(Jessica Reynolds is a Daily Star reporter.)
Hi, my name is Jessica, I’m 24 years old and I’m a recovering Facebook-aholic. In fact, I’ve been Facebook-free for more than three months.
I’m guessing I don’t need to tell you what Facebook is. Even my nearly 90-year-old grandmother has at least a general understanding (no, she doesn’t have an account). But just in case you haven’t heard of it, I’ll give you a brief introduction.
Facebook is a social media website for which people can sign up, free of charge. It can be used to track down old friends and keep in touch with them, connect with new friends, spread the word about an important upcoming event, share photos and even raise awareness of local causes. No doubt, it can be a useful tool.

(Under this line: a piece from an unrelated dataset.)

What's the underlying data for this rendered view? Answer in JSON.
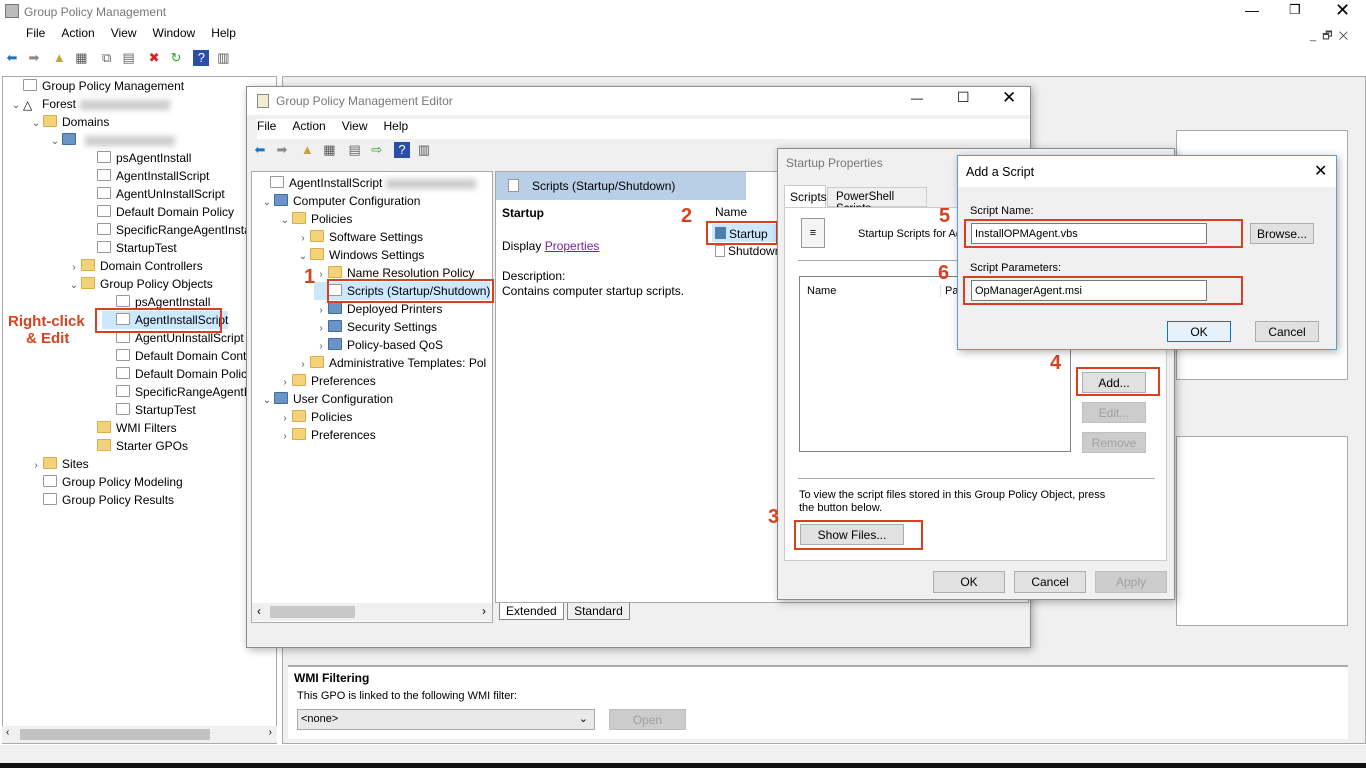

We had some good times. But once the honeymoon period was over, I was able to realize that, for me, the negatives far outweigh the positives.
That’s why I hopped off the runaway Facebook train. For me, deactivating it has been in the works for a long time. And I’m here to tell my Facebook-obsessed peers, and anyone else who’s listening, that the world will, in fact, keep turning if you choose to do the same.
If you asked me four years ago what I thought of Facebook, I would’ve replied, “I’m a little obsessed,” and then frantically logged on to check for any little, red notifications that meant someone had written to me or accepted my friend request. As a freshman in college, my peers and I were all on a level playing field; we didn’t know anyone and there were no cliques or in-crowds. It was intimidating, but Facebook was the link that connected us.